POLYTECHNIC student Chelsey Chow, 19, was in a state of panic after discovering that she had left her laptop in a bus on Monday.
The laptop contained her work for four presentations and five projects.
Thanks to bus captain Ramasamy Krishnan, 52, she got the laptop back. He even had to stop a stranger from making off with it.
A grateful Ms Chow wrote about the incident on her Facebook page on Tuesday.
The post has since gone viral, with more than 2,660 shares as of 3.45pm yesterday.
Mr Ramasamy has also received more than 10 Facebook messages from people praising him, including one from Malaysia.
A bus captain of nearly seven years, he recounted yesterday how he managed to stop a man from taking the laptop that Ms Chow had left behind in his bus.
On Monday evening, Mr Ramasamy was driving a service 61 bus from Bukit Batok to Eunos when he spotted a passenger behaving suspiciously in the near-empty vehicle.
He saw a passenger walk from the back of the bus and pick up something from a seat further up.
"I thought maybe it could have been a valuable thing that somebody left behind," he said yesterday.
Mr Ramasamy told the man that he could not take something that was not his.
When the man appeared reluctant to hand over the laptop, Mr Ramasamy hinted that it could become a police case.
Meanwhile, Ms Chow noticed that her laptop was missing and rushed to Eunos Interchange in search of it. Mr Ramasamy spotted her and returned the gadget after verifying that it was hers.
In the Facebook post, Ms Chow said: "I want to thank Mr Ramasamy for his alertness that was beyond his call of duty. Through the mere 10 minutes of interaction with him, his heart to serve was apparent."
Mr Ramasamy, who recognised Ms Chow as a regular on his route, said: "When I'm driving the bus, I like everything to be perfect. I care about my passengers and I care about my bus."
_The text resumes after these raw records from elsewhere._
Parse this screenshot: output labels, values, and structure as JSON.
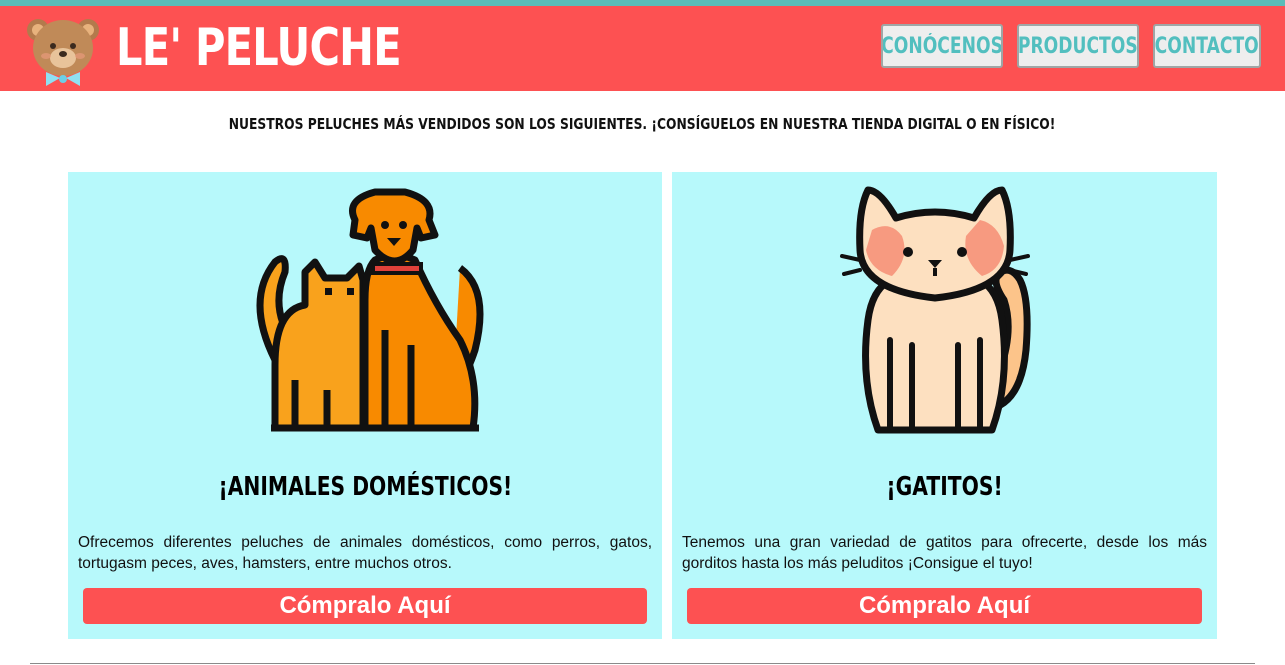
{
  "header": {
    "brand": "LE' PELUCHE",
    "logo_icon": "teddy-bear-icon",
    "nav": [
      {
        "label": "CONÓCENOS"
      },
      {
        "label": "PRODUCTOS"
      },
      {
        "label": "CONTACTO"
      }
    ]
  },
  "intro": "NUESTROS PELUCHES MÁS VENDIDOS SON LOS SIGUIENTES. ¡CONSÍGUELOS EN NUESTRA TIENDA DIGITAL O EN FÍSICO!",
  "cards": [
    {
      "icon": "dog-and-cat-icon",
      "title": "¡ANIMALES DOMÉSTICOS!",
      "text": "Ofrecemos diferentes peluches de animales domésticos, como perros, gatos, tortugasm peces, aves, hamsters, entre muchos otros.",
      "button": "Cómpralo Aquí"
    },
    {
      "icon": "cat-icon",
      "title": "¡GATITOS!",
      "text": "Tenemos una gran variedad de gatitos para ofrecerte, desde los más gorditos hasta los más peluditos ¡Consigue el tuyo!",
      "button": "Cómpralo Aquí"
    }
  ],
  "colors": {
    "header_bg": "#fd5152",
    "top_stripe": "#5bbcb8",
    "nav_text": "#52bfbf",
    "card_bg": "#b7f9fb",
    "button_bg": "#fd5152"
  }
}
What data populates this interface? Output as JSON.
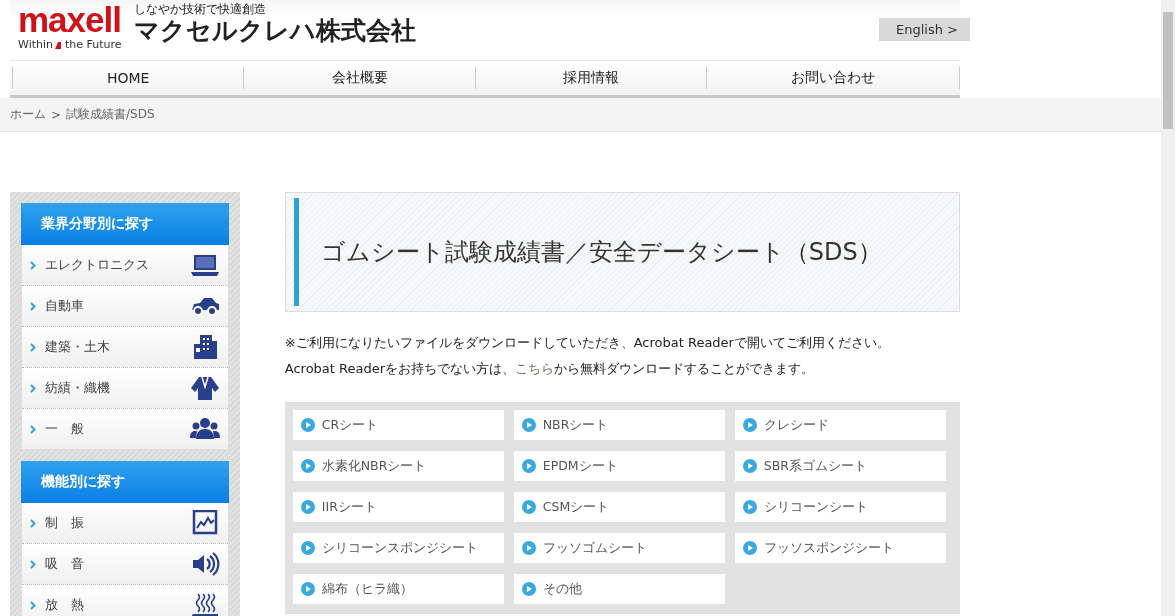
{
  "header": {
    "logo": {
      "brand": "maxell",
      "tagline_left": "Within",
      "tagline_right": "the Future"
    },
    "slogan": "しなやか技術で快適創造",
    "company": "マクセルクレハ株式会社",
    "language_button": "English >"
  },
  "nav": [
    {
      "label": "HOME"
    },
    {
      "label": "会社概要"
    },
    {
      "label": "採用情報"
    },
    {
      "label": "お問い合わせ"
    }
  ],
  "breadcrumb": {
    "home": "ホーム",
    "separator": ">",
    "current": "試験成績書/SDS"
  },
  "sidebar": [
    {
      "title": "業界分野別に探す",
      "items": [
        "エレクトロニクス",
        "自動車",
        "建築・土木",
        "紡績・織機",
        "一　般"
      ]
    },
    {
      "title": "機能別に探す",
      "items": [
        "制　振",
        "吸　音",
        "放　熱"
      ]
    }
  ],
  "main": {
    "title": "ゴムシート試験成績書／安全データシート（SDS）",
    "note_line_1": "※ご利用になりたいファイルをダウンロードしていただき、Acrobat Readerで開いてご利用ください。",
    "note_line_2_before": "Acrobat Readerをお持ちでない方は、",
    "note_link": "こちら",
    "note_line_2_after": "から無料ダウンロードすることができます。",
    "documents": [
      "CRシート",
      "NBRシート",
      "クレシード",
      "水素化NBRシート",
      "EPDMシート",
      "SBR系ゴムシート",
      "IIRシート",
      "CSMシート",
      "シリコーンシート",
      "シリコーンスポンジシート",
      "フッソゴムシート",
      "フッソスポンジシート",
      "綿布（ヒラ織）",
      "その他"
    ]
  }
}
Patrick Nathan, vice-president, corporate information and communications of SMRT, hopes Mr Ramasamy's action will "inspire his colleagues to look out for their passengers as they would for their own family and friends".